When Does a Florida Court Need to Account for a Parent’s New Job in Modifying a Child Support Agreement?
Child support is supposed to take into account each parent’s respective financial situation. Obviously, as a parent’s fortunes change over time, so too may the precise amount of child support required. And while a parent cannot avoid child support by, say, voluntarily quitting their job in order to reduce their income, a judge may consider a parent obtaining a new job as a change in circumstances justifying reconsideration of a prior order.
Trial Court Improperly Ignored Florida Supreme Court’s Ruling on Child Support

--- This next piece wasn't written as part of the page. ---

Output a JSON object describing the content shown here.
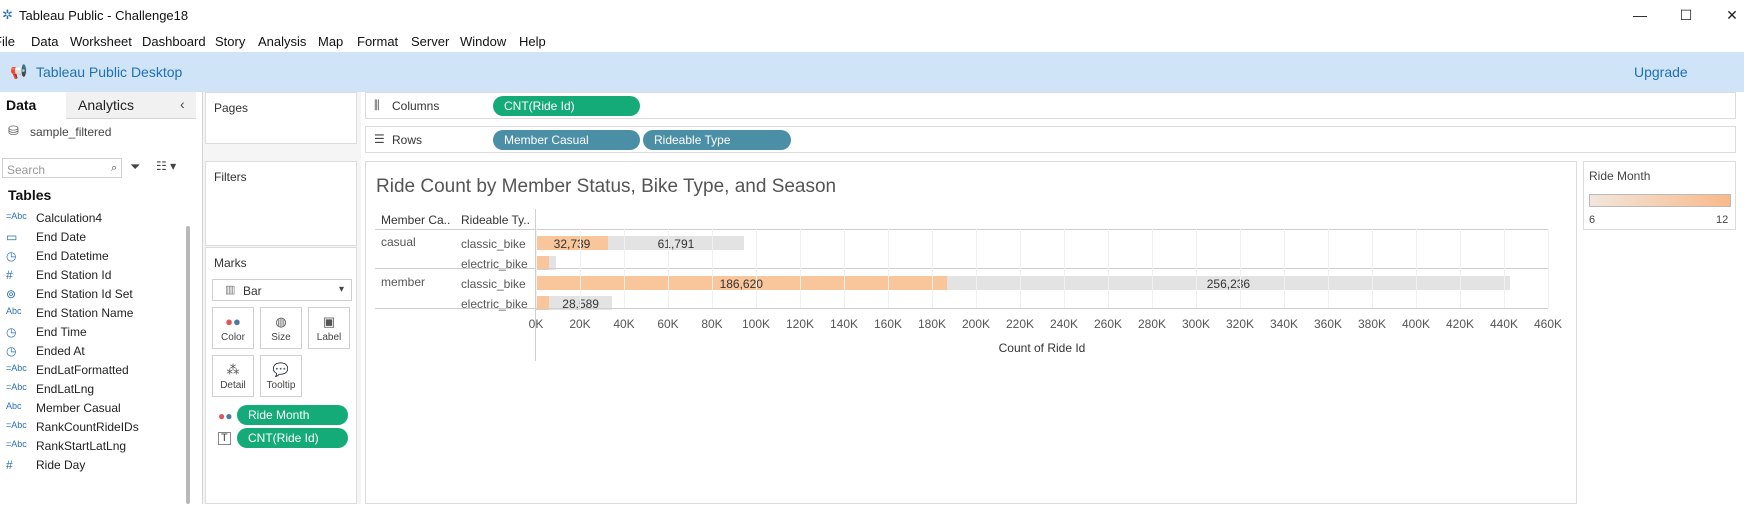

A recent decision by the Florida Fifth District Court of Appeal, Paulette v. Rosella, illustrates how this works in practice. In this case, a father and mother entered a mediated settlement agreement (MSA) regarding custody and support obligations for their children. The MSA gave the father primary custody while declaring the mother was not required to pay any child support “at this time” because she was presently unemployed. However, the mother was required to notify the father if she later obtained a full-time job.
When the mother did find work, the father asked a judge to modify the MSA to require the mother to start paying child support. The judge rejected the father’s petition, stating that the mother’s “change in circumstances” had been “contemplated by the MSA” and therefore did not justify a modification. The father appealed this ruling.

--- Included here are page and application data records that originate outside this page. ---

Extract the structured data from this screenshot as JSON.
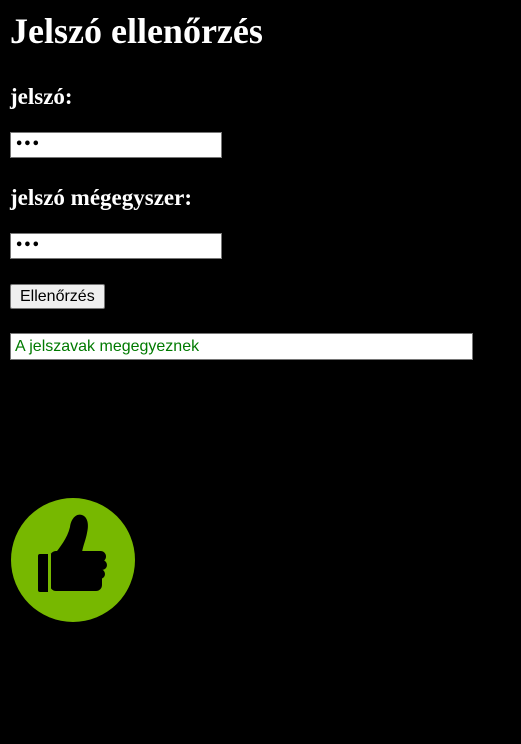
{
  "page": {
    "title": "Jelszó ellenőrzés"
  },
  "form": {
    "password_label": "jelszó:",
    "password_value": "•••",
    "confirm_label": "jelszó mégegyszer:",
    "confirm_value": "•••",
    "check_button_label": "Ellenőrzés"
  },
  "result": {
    "message": "A jelszavak megegyeznek",
    "message_color": "#007a00"
  },
  "status_icon": {
    "name": "thumbs-up-icon",
    "background_color": "#77b800",
    "glyph_color": "#000000"
  },
  "colors": {
    "page_background": "#000000",
    "text": "#ffffff"
  }
}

The Fifth District agreed with the father that the trial judge’s decision made no sense. As the Florida Supreme Court itself has said, a parent’s “increase in ability to pay is itself sufficient to warrant an increase in child support.” And contrary to the lower court’s ruling, the MSA itself “obviously contemplated that upon becoming employed Mother would notify Father of that fact so her child support obligation could be established.” Indeed, there would be no reason for the mother to give such notice except in the child-support context. And in fact, the mother herself conceded before the trial court she was “obligated” to pay child support now that she had a job–she only questioned the amount requested by the father.
The Fifth District therefore returned the father’s child support petition to the trial court with instructions to determine the extent of the mother’s obligations going forward. The trial court must also make any final award “retroactive to the date” of the father’s original petition for modification. This reflects the fact that the change in conditions justifying child support existed when the father first filed the petition.
Speak with a Boca Raton Child Support & Family Law Attorney Today
Dealing with child support is often not a one-time affair. As both parents employment and income change throughout the years, it may be necessary to periodically revisit and modify a support order. An experienced Boca Raton child support lawyer can assist you through this process. Call WiseLieberman, PLLC, at 561-488-7788 today to schedule a confidential consultation with a member of our family law team.